- Task brief
Work through the listing below, copying each line that carries the word "Personal".

- Material supplied
++++++

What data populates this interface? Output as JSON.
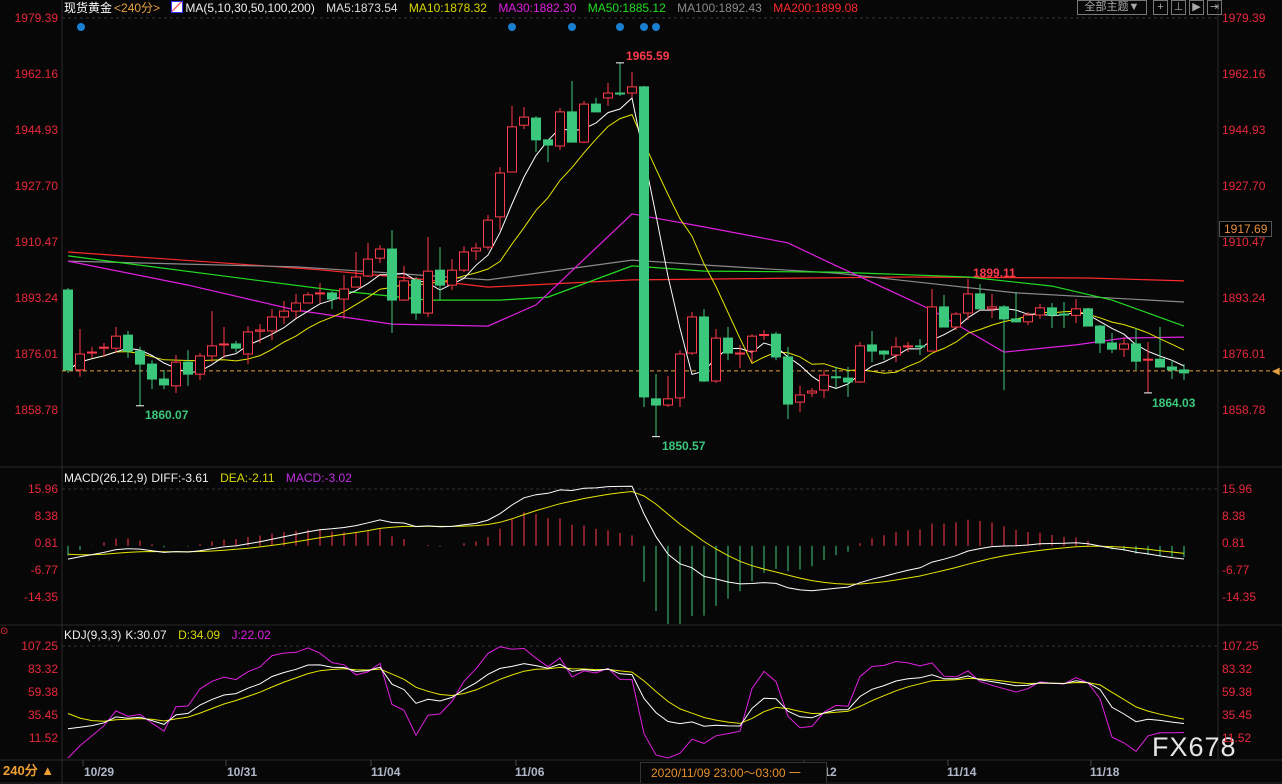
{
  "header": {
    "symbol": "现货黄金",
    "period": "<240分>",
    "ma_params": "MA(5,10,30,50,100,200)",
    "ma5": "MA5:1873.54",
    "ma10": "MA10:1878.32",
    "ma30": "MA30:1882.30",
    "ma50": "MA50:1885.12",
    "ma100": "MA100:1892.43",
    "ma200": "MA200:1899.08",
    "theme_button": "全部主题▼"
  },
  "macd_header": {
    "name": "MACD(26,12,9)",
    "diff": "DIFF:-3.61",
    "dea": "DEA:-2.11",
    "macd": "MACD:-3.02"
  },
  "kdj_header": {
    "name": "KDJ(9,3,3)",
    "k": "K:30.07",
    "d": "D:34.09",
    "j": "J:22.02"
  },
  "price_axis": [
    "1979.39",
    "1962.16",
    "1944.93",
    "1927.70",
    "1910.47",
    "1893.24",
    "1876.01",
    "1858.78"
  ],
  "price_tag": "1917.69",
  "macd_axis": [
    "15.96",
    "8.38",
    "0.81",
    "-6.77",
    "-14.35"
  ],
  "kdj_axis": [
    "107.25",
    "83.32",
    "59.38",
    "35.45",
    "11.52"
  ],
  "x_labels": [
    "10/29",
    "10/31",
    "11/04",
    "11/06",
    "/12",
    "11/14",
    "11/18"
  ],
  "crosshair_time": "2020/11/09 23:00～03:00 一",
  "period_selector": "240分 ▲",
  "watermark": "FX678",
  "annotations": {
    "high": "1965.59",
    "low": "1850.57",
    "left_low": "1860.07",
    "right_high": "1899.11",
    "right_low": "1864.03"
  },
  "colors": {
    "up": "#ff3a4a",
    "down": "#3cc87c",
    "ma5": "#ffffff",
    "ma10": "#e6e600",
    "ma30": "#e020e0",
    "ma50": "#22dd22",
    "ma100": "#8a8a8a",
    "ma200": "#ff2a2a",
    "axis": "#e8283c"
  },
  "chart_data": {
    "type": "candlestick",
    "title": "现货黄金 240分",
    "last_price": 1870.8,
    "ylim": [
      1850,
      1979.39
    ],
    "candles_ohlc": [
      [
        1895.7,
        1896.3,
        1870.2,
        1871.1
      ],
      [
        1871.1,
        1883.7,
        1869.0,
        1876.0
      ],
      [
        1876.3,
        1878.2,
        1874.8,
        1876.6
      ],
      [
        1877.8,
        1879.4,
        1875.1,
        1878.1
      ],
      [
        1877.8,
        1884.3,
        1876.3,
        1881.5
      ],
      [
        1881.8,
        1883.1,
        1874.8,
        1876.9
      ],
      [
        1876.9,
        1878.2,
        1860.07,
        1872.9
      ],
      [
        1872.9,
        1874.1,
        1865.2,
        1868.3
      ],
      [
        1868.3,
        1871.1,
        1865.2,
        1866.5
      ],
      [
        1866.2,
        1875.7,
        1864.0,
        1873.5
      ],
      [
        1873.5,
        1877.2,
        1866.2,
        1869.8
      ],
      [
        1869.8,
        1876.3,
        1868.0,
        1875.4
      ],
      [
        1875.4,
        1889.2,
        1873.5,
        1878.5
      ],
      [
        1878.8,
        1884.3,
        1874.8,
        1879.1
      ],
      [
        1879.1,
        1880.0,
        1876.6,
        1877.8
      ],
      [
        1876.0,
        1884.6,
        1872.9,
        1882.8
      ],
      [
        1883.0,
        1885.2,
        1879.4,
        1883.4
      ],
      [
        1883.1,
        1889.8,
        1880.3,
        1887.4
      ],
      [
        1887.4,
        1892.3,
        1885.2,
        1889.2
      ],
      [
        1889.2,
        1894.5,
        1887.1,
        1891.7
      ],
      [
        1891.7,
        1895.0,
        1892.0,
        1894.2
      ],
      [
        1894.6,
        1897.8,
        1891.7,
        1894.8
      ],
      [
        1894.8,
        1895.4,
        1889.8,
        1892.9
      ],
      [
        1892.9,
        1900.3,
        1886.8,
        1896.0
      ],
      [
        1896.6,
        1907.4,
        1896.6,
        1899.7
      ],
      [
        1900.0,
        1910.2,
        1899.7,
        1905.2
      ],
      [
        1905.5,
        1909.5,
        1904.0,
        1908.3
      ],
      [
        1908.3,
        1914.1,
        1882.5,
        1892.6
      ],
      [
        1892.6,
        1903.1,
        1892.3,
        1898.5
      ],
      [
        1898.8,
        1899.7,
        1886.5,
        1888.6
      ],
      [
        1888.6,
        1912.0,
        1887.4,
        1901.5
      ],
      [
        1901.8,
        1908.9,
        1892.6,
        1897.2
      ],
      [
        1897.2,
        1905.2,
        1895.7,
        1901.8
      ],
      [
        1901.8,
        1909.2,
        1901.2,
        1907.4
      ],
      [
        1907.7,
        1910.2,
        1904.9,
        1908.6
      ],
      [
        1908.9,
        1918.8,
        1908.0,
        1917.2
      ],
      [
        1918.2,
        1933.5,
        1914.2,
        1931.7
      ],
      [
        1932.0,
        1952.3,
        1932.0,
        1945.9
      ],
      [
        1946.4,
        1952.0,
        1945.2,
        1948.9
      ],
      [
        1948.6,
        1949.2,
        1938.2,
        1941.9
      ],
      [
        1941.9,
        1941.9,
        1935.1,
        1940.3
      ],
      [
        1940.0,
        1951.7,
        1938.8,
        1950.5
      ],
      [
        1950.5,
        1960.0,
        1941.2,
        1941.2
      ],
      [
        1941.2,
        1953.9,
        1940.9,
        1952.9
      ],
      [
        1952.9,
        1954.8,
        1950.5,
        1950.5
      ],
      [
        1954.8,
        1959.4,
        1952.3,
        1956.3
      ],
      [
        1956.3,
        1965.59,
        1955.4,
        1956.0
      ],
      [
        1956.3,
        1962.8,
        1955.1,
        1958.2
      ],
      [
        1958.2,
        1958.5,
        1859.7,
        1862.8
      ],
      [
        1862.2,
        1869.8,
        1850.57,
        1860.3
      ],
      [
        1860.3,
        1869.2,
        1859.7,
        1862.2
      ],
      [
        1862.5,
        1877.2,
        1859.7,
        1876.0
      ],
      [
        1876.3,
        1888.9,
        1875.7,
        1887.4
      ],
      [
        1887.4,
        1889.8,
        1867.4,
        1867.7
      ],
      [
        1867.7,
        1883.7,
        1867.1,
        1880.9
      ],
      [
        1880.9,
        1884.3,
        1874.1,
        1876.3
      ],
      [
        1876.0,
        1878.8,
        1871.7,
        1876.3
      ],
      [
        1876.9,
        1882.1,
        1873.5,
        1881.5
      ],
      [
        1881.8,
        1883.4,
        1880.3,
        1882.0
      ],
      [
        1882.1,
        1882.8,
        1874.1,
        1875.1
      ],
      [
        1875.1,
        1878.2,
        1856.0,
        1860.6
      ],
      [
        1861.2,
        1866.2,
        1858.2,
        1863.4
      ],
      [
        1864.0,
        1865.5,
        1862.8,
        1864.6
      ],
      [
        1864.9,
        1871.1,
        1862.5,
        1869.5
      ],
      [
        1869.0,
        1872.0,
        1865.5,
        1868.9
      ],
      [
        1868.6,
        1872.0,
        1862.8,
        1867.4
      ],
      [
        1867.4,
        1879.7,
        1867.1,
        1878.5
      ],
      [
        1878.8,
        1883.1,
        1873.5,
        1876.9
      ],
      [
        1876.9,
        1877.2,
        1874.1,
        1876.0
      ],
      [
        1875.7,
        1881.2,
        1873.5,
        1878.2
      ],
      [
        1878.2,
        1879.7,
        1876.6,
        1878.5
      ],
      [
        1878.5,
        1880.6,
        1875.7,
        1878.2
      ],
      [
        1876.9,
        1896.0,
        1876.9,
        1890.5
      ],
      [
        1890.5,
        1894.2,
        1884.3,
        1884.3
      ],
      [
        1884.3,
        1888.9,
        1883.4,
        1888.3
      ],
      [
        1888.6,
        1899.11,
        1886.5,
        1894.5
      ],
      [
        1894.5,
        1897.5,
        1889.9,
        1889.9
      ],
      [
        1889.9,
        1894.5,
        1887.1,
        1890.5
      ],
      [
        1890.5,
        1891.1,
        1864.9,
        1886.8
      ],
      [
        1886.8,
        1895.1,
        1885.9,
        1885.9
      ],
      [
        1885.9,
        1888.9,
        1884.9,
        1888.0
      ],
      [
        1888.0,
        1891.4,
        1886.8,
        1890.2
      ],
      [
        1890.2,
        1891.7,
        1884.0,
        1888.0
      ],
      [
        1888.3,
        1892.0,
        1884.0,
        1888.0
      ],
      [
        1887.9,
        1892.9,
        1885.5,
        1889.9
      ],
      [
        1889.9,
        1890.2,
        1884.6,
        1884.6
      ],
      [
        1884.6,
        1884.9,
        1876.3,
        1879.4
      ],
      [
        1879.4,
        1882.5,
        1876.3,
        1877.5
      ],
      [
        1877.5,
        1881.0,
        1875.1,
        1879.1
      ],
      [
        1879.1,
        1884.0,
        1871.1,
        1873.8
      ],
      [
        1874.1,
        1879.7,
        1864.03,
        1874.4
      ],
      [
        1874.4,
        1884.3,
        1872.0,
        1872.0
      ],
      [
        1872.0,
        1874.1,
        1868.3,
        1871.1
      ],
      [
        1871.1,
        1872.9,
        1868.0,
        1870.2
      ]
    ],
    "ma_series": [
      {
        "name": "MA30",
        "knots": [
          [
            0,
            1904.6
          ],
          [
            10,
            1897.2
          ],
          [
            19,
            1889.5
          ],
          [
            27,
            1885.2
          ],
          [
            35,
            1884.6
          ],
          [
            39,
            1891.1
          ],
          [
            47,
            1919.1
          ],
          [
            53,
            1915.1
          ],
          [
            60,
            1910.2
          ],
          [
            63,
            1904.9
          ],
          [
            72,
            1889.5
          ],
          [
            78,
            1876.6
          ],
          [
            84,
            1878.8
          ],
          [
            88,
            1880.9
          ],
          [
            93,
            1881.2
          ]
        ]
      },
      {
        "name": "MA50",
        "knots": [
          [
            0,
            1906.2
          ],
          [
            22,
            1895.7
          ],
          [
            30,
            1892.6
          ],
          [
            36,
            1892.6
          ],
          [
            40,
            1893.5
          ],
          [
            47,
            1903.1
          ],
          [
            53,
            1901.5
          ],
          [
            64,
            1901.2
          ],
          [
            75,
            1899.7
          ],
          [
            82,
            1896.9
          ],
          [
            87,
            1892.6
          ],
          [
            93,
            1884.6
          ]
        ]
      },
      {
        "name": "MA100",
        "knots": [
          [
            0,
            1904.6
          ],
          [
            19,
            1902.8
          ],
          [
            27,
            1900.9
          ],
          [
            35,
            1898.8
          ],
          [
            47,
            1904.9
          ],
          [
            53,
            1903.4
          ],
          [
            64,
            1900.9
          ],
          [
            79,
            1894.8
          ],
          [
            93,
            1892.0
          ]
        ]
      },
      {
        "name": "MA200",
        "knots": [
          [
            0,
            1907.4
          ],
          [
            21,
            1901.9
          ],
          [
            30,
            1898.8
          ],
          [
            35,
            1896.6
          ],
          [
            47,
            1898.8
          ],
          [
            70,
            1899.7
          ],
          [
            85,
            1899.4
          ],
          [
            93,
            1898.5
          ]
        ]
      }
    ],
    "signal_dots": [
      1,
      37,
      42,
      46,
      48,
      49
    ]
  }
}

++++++

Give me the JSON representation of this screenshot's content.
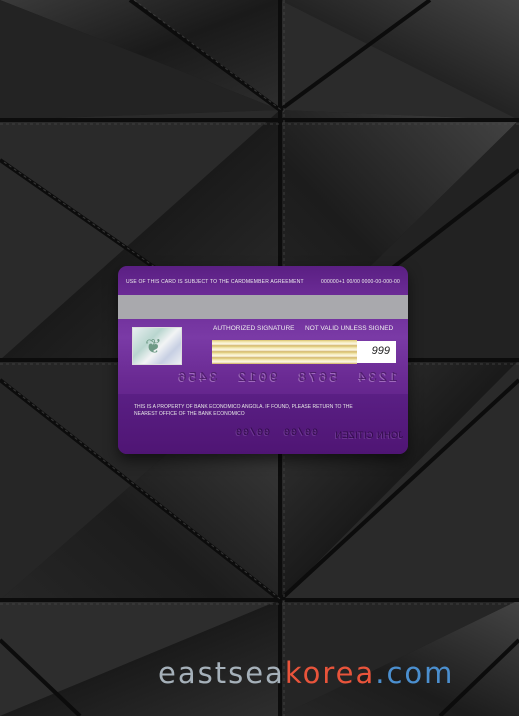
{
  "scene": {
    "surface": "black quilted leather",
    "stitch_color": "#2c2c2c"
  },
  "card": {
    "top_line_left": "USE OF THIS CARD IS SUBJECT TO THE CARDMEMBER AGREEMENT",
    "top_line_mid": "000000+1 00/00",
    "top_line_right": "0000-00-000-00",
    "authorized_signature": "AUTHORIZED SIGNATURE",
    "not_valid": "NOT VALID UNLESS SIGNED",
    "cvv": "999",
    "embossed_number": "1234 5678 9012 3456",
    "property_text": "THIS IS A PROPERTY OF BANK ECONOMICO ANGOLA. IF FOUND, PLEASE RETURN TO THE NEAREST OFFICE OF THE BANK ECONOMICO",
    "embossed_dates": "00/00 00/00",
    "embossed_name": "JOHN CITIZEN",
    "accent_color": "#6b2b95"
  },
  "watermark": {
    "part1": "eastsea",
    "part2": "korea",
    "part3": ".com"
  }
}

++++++

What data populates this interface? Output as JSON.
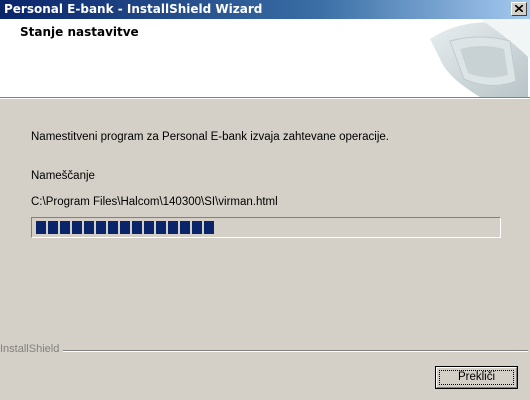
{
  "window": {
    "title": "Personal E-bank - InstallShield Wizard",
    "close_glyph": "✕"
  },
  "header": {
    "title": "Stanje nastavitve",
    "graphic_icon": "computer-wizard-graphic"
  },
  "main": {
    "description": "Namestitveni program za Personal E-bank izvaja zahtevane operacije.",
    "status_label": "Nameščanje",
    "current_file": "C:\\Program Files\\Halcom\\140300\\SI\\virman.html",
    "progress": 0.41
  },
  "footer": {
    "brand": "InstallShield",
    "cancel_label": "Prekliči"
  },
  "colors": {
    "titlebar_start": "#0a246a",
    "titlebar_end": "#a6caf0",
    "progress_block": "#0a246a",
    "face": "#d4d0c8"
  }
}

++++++

- Solution below
    "title": "Personal E-bank - InstallShield Wizard",
    "description": "Namestitveni program za Personal E-bank izvaja zahtevane operacije.",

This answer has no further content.